In an attempt to promote a positive body image, founder of online fashion site http://www.ustrendy.com has created the " Believe in Yourself Project (www.BelieveinYourself.org)

Over the past few years, Sisakhti has grown increasingly concerned with the cyber bullying and body shaming that he has seen online. At the same time, he realized the enormous social pressure that many young girls feel to try to be hip and socially cool by wearing clothing that is seen as stylish. Many girls are unable to afford these fashions and can often feel ashamed socially.

These observations inspired him to launch the Believe in Yourself Project, a foundation that will provide needy girls with dresses for upcoming dances and at same time promote a positive body image through speakers and mentors.





" The aim is to help women feel better about themselves and their physical attributes and to promote healthy self esteem among young girls at an early age, empowering these young women to take on active social roles within their school communities.

Over the past year, Believe in Yourself has given formal dresses to underprivileged high school girls and college students across the country, for them to wear at their school dances. Believe in Yourself reports that many of the girls in the program have had the self confidence to attend their first school dance.

The Believe in Yourself Project is part of a broader initiative and is currently in talks with various influential women who at one time or currently have struggled with body image, encouraging them to serve as speakers and mentors to the various girls within the program.
“We hope to dispel the notion that you need to be a size 0 in order to be beautiful," says UsTrendy Founder Sam Sisakhti.

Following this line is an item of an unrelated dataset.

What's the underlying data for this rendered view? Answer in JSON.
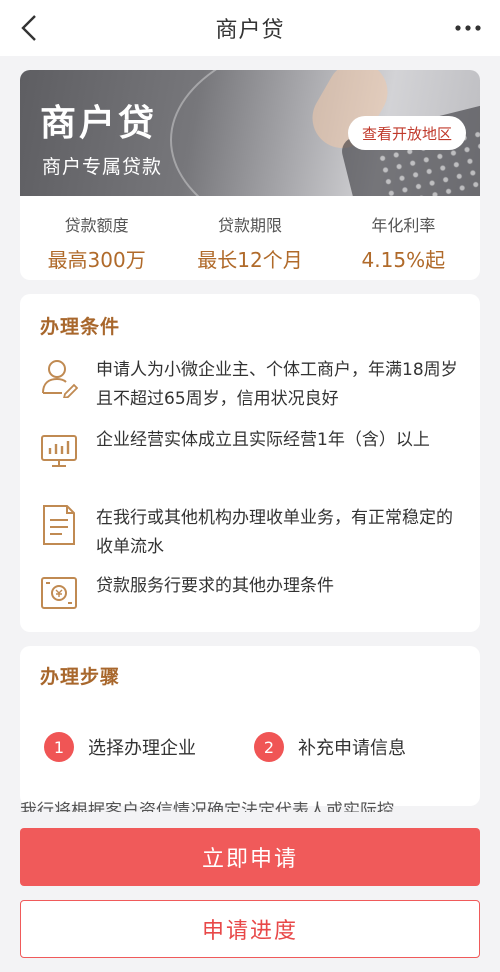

Ultimately, the Believe in Yourself Project seeks to make people feel comfortable in their own skin and not let physical or financial insecurities or limitations affect their confidence.